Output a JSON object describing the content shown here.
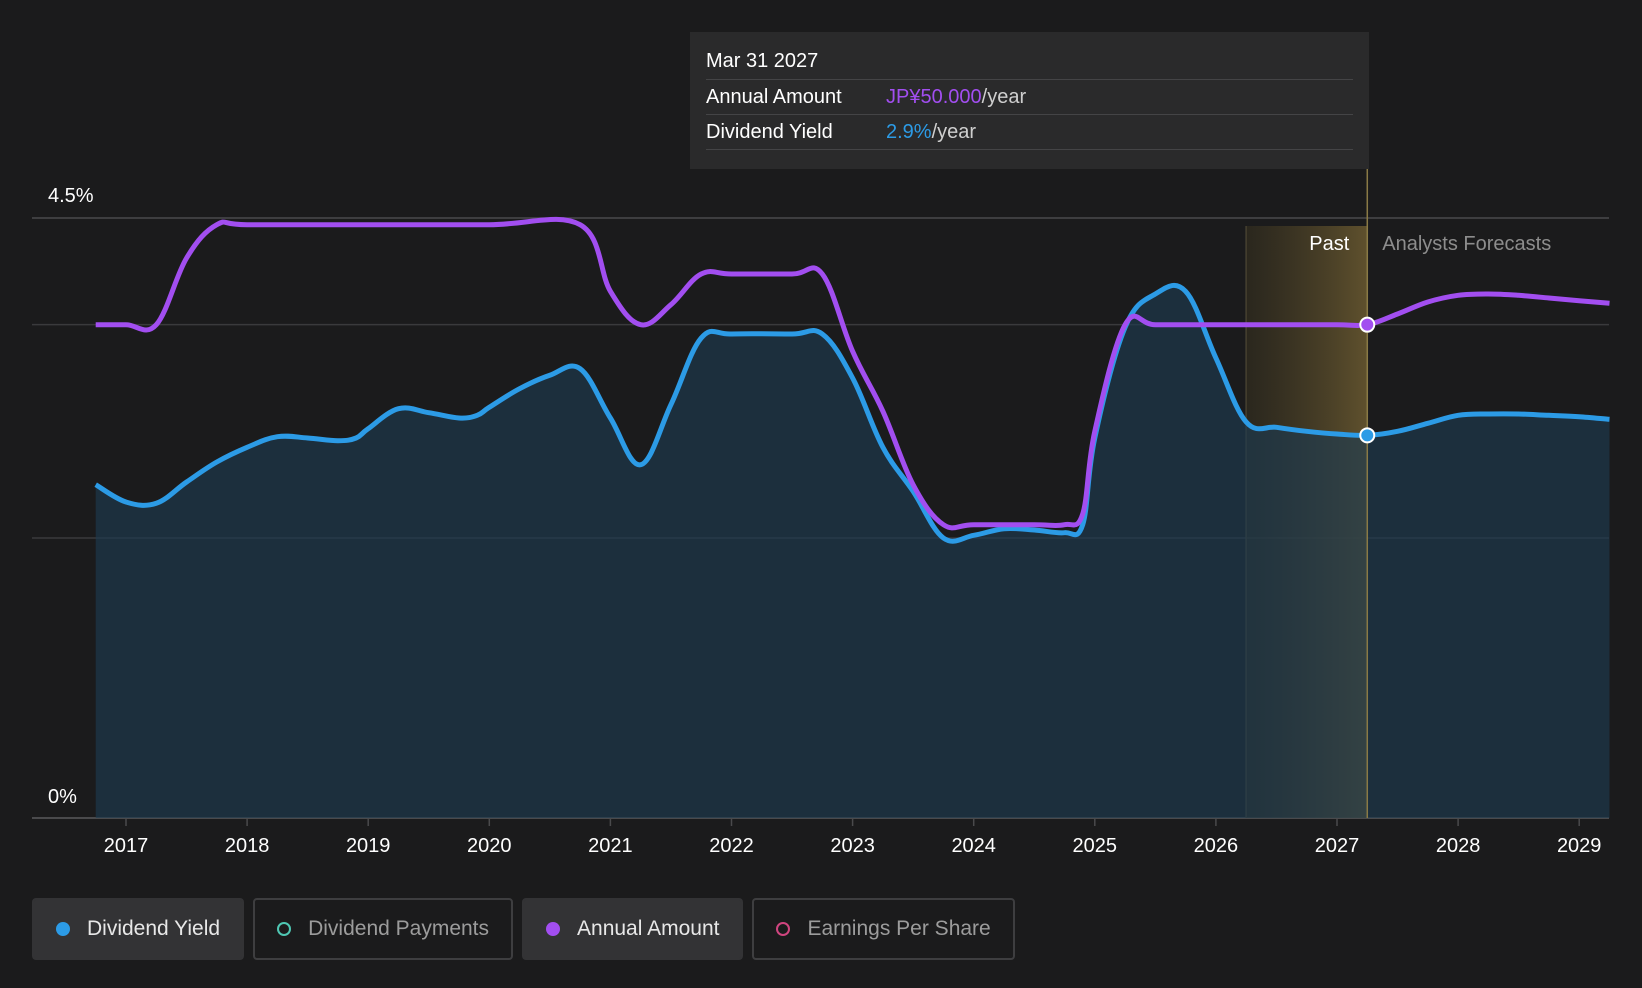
{
  "tooltip": {
    "date": "Mar 31 2027",
    "rows": [
      {
        "label": "Annual Amount",
        "value": "JP¥50.000",
        "unit": "/year",
        "color": "#a24ef0"
      },
      {
        "label": "Dividend Yield",
        "value": "2.9%",
        "unit": "/year",
        "color": "#2c9be6"
      }
    ]
  },
  "region_labels": {
    "past": "Past",
    "forecast": "Analysts Forecasts"
  },
  "legend": [
    {
      "label": "Dividend Yield",
      "color": "#2c9be6",
      "active": true
    },
    {
      "label": "Dividend Payments",
      "color": "#4fc7b3",
      "active": false
    },
    {
      "label": "Annual Amount",
      "color": "#a24ef0",
      "active": true
    },
    {
      "label": "Earnings Per Share",
      "color": "#d0457f",
      "active": false
    }
  ],
  "colors": {
    "yield": "#2c9be6",
    "amount": "#a24ef0",
    "grid": "#3a3a3c",
    "axis_text": "#ffffff"
  },
  "chart_data": {
    "type": "line",
    "x_ticks": [
      "2017",
      "2018",
      "2019",
      "2020",
      "2021",
      "2022",
      "2023",
      "2024",
      "2025",
      "2026",
      "2027",
      "2028",
      "2029"
    ],
    "y_ticks": [
      "0%",
      "4.5%"
    ],
    "ylim_yield": [
      0,
      4.5
    ],
    "xlim": [
      2016.77,
      2029.25
    ],
    "past_range": [
      2026.25,
      2027.25
    ],
    "cursor_x": 2027.25,
    "series": [
      {
        "name": "Dividend Yield",
        "fill": true,
        "points": [
          [
            2016.75,
            2.5
          ],
          [
            2017.0,
            2.37
          ],
          [
            2017.25,
            2.36
          ],
          [
            2017.5,
            2.52
          ],
          [
            2017.75,
            2.67
          ],
          [
            2018.0,
            2.78
          ],
          [
            2018.25,
            2.86
          ],
          [
            2018.5,
            2.85
          ],
          [
            2018.75,
            2.83
          ],
          [
            2018.9,
            2.85
          ],
          [
            2019.0,
            2.92
          ],
          [
            2019.25,
            3.07
          ],
          [
            2019.5,
            3.04
          ],
          [
            2019.75,
            3.0
          ],
          [
            2019.9,
            3.02
          ],
          [
            2020.0,
            3.08
          ],
          [
            2020.25,
            3.22
          ],
          [
            2020.5,
            3.32
          ],
          [
            2020.75,
            3.37
          ],
          [
            2021.0,
            3.0
          ],
          [
            2021.25,
            2.65
          ],
          [
            2021.5,
            3.1
          ],
          [
            2021.75,
            3.6
          ],
          [
            2022.0,
            3.63
          ],
          [
            2022.5,
            3.63
          ],
          [
            2022.75,
            3.63
          ],
          [
            2023.0,
            3.3
          ],
          [
            2023.25,
            2.78
          ],
          [
            2023.5,
            2.45
          ],
          [
            2023.75,
            2.1
          ],
          [
            2024.0,
            2.12
          ],
          [
            2024.25,
            2.17
          ],
          [
            2024.5,
            2.16
          ],
          [
            2024.75,
            2.14
          ],
          [
            2024.9,
            2.2
          ],
          [
            2025.0,
            2.85
          ],
          [
            2025.25,
            3.68
          ],
          [
            2025.5,
            3.93
          ],
          [
            2025.75,
            3.95
          ],
          [
            2026.0,
            3.45
          ],
          [
            2026.25,
            2.97
          ],
          [
            2026.5,
            2.93
          ],
          [
            2026.75,
            2.9
          ],
          [
            2027.0,
            2.88
          ],
          [
            2027.25,
            2.87
          ],
          [
            2027.5,
            2.9
          ],
          [
            2027.75,
            2.96
          ],
          [
            2028.0,
            3.02
          ],
          [
            2028.25,
            3.03
          ],
          [
            2028.5,
            3.03
          ],
          [
            2028.75,
            3.02
          ],
          [
            2029.0,
            3.01
          ],
          [
            2029.25,
            2.99
          ]
        ]
      },
      {
        "name": "Annual Amount",
        "fill": false,
        "points": [
          [
            2016.75,
            3.7
          ],
          [
            2017.0,
            3.7
          ],
          [
            2017.25,
            3.7
          ],
          [
            2017.5,
            4.2
          ],
          [
            2017.75,
            4.45
          ],
          [
            2018.0,
            4.45
          ],
          [
            2019.0,
            4.45
          ],
          [
            2020.0,
            4.45
          ],
          [
            2020.75,
            4.45
          ],
          [
            2021.0,
            3.95
          ],
          [
            2021.25,
            3.7
          ],
          [
            2021.5,
            3.85
          ],
          [
            2021.75,
            4.08
          ],
          [
            2022.0,
            4.08
          ],
          [
            2022.5,
            4.08
          ],
          [
            2022.75,
            4.08
          ],
          [
            2023.0,
            3.5
          ],
          [
            2023.25,
            3.05
          ],
          [
            2023.5,
            2.5
          ],
          [
            2023.75,
            2.2
          ],
          [
            2024.0,
            2.2
          ],
          [
            2024.5,
            2.2
          ],
          [
            2024.75,
            2.2
          ],
          [
            2024.9,
            2.28
          ],
          [
            2025.0,
            2.9
          ],
          [
            2025.25,
            3.7
          ],
          [
            2025.5,
            3.7
          ],
          [
            2026.0,
            3.7
          ],
          [
            2026.5,
            3.7
          ],
          [
            2027.0,
            3.7
          ],
          [
            2027.25,
            3.7
          ],
          [
            2027.5,
            3.78
          ],
          [
            2027.75,
            3.87
          ],
          [
            2028.0,
            3.92
          ],
          [
            2028.25,
            3.93
          ],
          [
            2028.5,
            3.92
          ],
          [
            2028.75,
            3.9
          ],
          [
            2029.0,
            3.88
          ],
          [
            2029.25,
            3.86
          ]
        ]
      }
    ]
  }
}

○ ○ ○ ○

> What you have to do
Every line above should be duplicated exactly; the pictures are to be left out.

> Written answer
Output a JSON object describing the content shown here.
{
  "tooltip": {
    "date": "Mar 31 2027",
    "rows": [
      {
        "label": "Annual Amount",
        "value": "JP¥50.000",
        "unit": "/year",
        "color": "#a24ef0"
      },
      {
        "label": "Dividend Yield",
        "value": "2.9%",
        "unit": "/year",
        "color": "#2c9be6"
      }
    ]
  },
  "region_labels": {
    "past": "Past",
    "forecast": "Analysts Forecasts"
  },
  "legend": [
    {
      "label": "Dividend Yield",
      "color": "#2c9be6",
      "active": true
    },
    {
      "label": "Dividend Payments",
      "color": "#4fc7b3",
      "active": false
    },
    {
      "label": "Annual Amount",
      "color": "#a24ef0",
      "active": true
    },
    {
      "label": "Earnings Per Share",
      "color": "#d0457f",
      "active": false
    }
  ],
  "colors": {
    "yield": "#2c9be6",
    "amount": "#a24ef0",
    "grid": "#3a3a3c",
    "axis_text": "#ffffff"
  },
  "chart_data": {
    "type": "line",
    "x_ticks": [
      "2017",
      "2018",
      "2019",
      "2020",
      "2021",
      "2022",
      "2023",
      "2024",
      "2025",
      "2026",
      "2027",
      "2028",
      "2029"
    ],
    "y_ticks": [
      "0%",
      "4.5%"
    ],
    "ylim_yield": [
      0,
      4.5
    ],
    "xlim": [
      2016.77,
      2029.25
    ],
    "past_range": [
      2026.25,
      2027.25
    ],
    "cursor_x": 2027.25,
    "series": [
      {
        "name": "Dividend Yield",
        "fill": true,
        "points": [
          [
            2016.75,
            2.5
          ],
          [
            2017.0,
            2.37
          ],
          [
            2017.25,
            2.36
          ],
          [
            2017.5,
            2.52
          ],
          [
            2017.75,
            2.67
          ],
          [
            2018.0,
            2.78
          ],
          [
            2018.25,
            2.86
          ],
          [
            2018.5,
            2.85
          ],
          [
            2018.75,
            2.83
          ],
          [
            2018.9,
            2.85
          ],
          [
            2019.0,
            2.92
          ],
          [
            2019.25,
            3.07
          ],
          [
            2019.5,
            3.04
          ],
          [
            2019.75,
            3.0
          ],
          [
            2019.9,
            3.02
          ],
          [
            2020.0,
            3.08
          ],
          [
            2020.25,
            3.22
          ],
          [
            2020.5,
            3.32
          ],
          [
            2020.75,
            3.37
          ],
          [
            2021.0,
            3.0
          ],
          [
            2021.25,
            2.65
          ],
          [
            2021.5,
            3.1
          ],
          [
            2021.75,
            3.6
          ],
          [
            2022.0,
            3.63
          ],
          [
            2022.5,
            3.63
          ],
          [
            2022.75,
            3.63
          ],
          [
            2023.0,
            3.3
          ],
          [
            2023.25,
            2.78
          ],
          [
            2023.5,
            2.45
          ],
          [
            2023.75,
            2.1
          ],
          [
            2024.0,
            2.12
          ],
          [
            2024.25,
            2.17
          ],
          [
            2024.5,
            2.16
          ],
          [
            2024.75,
            2.14
          ],
          [
            2024.9,
            2.2
          ],
          [
            2025.0,
            2.85
          ],
          [
            2025.25,
            3.68
          ],
          [
            2025.5,
            3.93
          ],
          [
            2025.75,
            3.95
          ],
          [
            2026.0,
            3.45
          ],
          [
            2026.25,
            2.97
          ],
          [
            2026.5,
            2.93
          ],
          [
            2026.75,
            2.9
          ],
          [
            2027.0,
            2.88
          ],
          [
            2027.25,
            2.87
          ],
          [
            2027.5,
            2.9
          ],
          [
            2027.75,
            2.96
          ],
          [
            2028.0,
            3.02
          ],
          [
            2028.25,
            3.03
          ],
          [
            2028.5,
            3.03
          ],
          [
            2028.75,
            3.02
          ],
          [
            2029.0,
            3.01
          ],
          [
            2029.25,
            2.99
          ]
        ]
      },
      {
        "name": "Annual Amount",
        "fill": false,
        "points": [
          [
            2016.75,
            3.7
          ],
          [
            2017.0,
            3.7
          ],
          [
            2017.25,
            3.7
          ],
          [
            2017.5,
            4.2
          ],
          [
            2017.75,
            4.45
          ],
          [
            2018.0,
            4.45
          ],
          [
            2019.0,
            4.45
          ],
          [
            2020.0,
            4.45
          ],
          [
            2020.75,
            4.45
          ],
          [
            2021.0,
            3.95
          ],
          [
            2021.25,
            3.7
          ],
          [
            2021.5,
            3.85
          ],
          [
            2021.75,
            4.08
          ],
          [
            2022.0,
            4.08
          ],
          [
            2022.5,
            4.08
          ],
          [
            2022.75,
            4.08
          ],
          [
            2023.0,
            3.5
          ],
          [
            2023.25,
            3.05
          ],
          [
            2023.5,
            2.5
          ],
          [
            2023.75,
            2.2
          ],
          [
            2024.0,
            2.2
          ],
          [
            2024.5,
            2.2
          ],
          [
            2024.75,
            2.2
          ],
          [
            2024.9,
            2.28
          ],
          [
            2025.0,
            2.9
          ],
          [
            2025.25,
            3.7
          ],
          [
            2025.5,
            3.7
          ],
          [
            2026.0,
            3.7
          ],
          [
            2026.5,
            3.7
          ],
          [
            2027.0,
            3.7
          ],
          [
            2027.25,
            3.7
          ],
          [
            2027.5,
            3.78
          ],
          [
            2027.75,
            3.87
          ],
          [
            2028.0,
            3.92
          ],
          [
            2028.25,
            3.93
          ],
          [
            2028.5,
            3.92
          ],
          [
            2028.75,
            3.9
          ],
          [
            2029.0,
            3.88
          ],
          [
            2029.25,
            3.86
          ]
        ]
      }
    ]
  }
}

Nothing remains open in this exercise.